What movie scared you the most as a kid?
TH: Children of the Corn.
EW: Mine was Poltergeist. This is a weird story that really happened. My parents were out at a dinner party, and Poltergeist was playing on TV, and I tried to turn the TV off, but it wouldn’t go off. It was a really scary thing. I kept trying to turn everything off, but it wouldn’t go off, so I just had to leave the room and heard it in the house. It was really fucked up.

If you were on death row, what would your last meal be?
EW: I would have one piece of Hattie B’s Hot Chicken. Hot. And one piece of chutoro from Sushi Salada. TH: He has thought about this before. I guess for me it would be my aunt’s Christmas dinner, which is a 7-hour extravaganza of Italian food.
EW: I’ve had the eggplant from that dinner. It’s very good.
TH: And it would prolong life, if the timing of it all worked out. I’d have 7 extra hours.

What’s the first song you knew the words to?
TH: Probably some children’s song. Twinkle, Twinkle, Little Star?
EW: Kumbaya.

What was your first car?
TH: It was a ’79 Ford Fairmont. Just a shitty brown Ford that I got before I got my license, because my dad had a used car dealership and this car came in and it was a good deal. I had money saved up, and he got it for me. It was parked in front of our house for a month before I was going to get my license. But one night it got totaled from a hit-and-run car, and that was it. Never rode her. Never drove her. That was my first car. Then I got a Ferrari.
EW: I had a mid-80s Pontiac Parisienne Station Wagon, all green. Family called it the Bronto, and it was a big, massive, beautiful station wagon. I put tons of stickers on the back, and my dad was so embarrassed. He was like, “Son, I’m giving you this car, and you’re stickering it up?” I had the Grateful Dead bears and then a circle with a line through it. My school had a lot of hippies.

What is your pop culture blind spot?
TH: Anything that goes, “You won’t believe what this kid did to his older brother.” All the viral videos that are annoying and taken as entertainment.
EW: I did see one where that kid made a bar mitzvah video. It’s so good. It’s a twelve-year-old kid, and he’s so funny and takes his clothes off and is dancing around. But for me, I don’t watch reality shows. I do watch Top Chef, though.

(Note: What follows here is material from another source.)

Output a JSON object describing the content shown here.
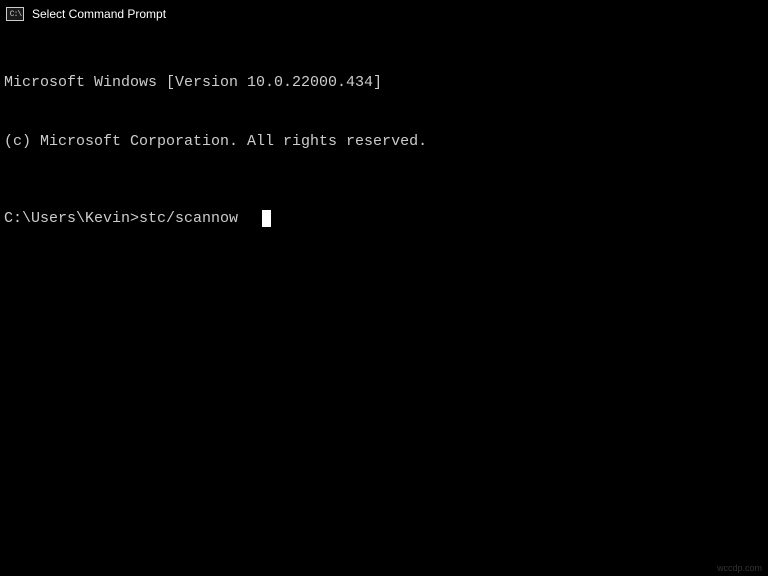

What’s the biggest lie you ever told?
EW: I try not to lie too much. I exaggerate sometimes. “How many people were at your show?” “A thousand.” When it was actually just 80-90.
TH: Well, the most famous lie of my life happened when I was in first grade. For some assignment, we were supposed to come up with what I do with my mommy. For some reason, you weren’t allowed to use somebody else’s line, which caused a big problem, because you only do so many things with your mommy. So they’d be like, “My mommy and me like to play, or work in the garden,” and my answer was, “My mommy likes to spank me.” I thought I was being very funny. And the stupid-ass teacher put that on a card outside the classroom, with everybody else’s, on display. And some mom saw and told my mom, and even though it was a lie, caused a lot of trouble. But you get in trouble for being funny sometimes. It was a very sophisticated joke.

The Decker season finale airs April 3rd on adultswim.com and all episodes are available to watch on the site now.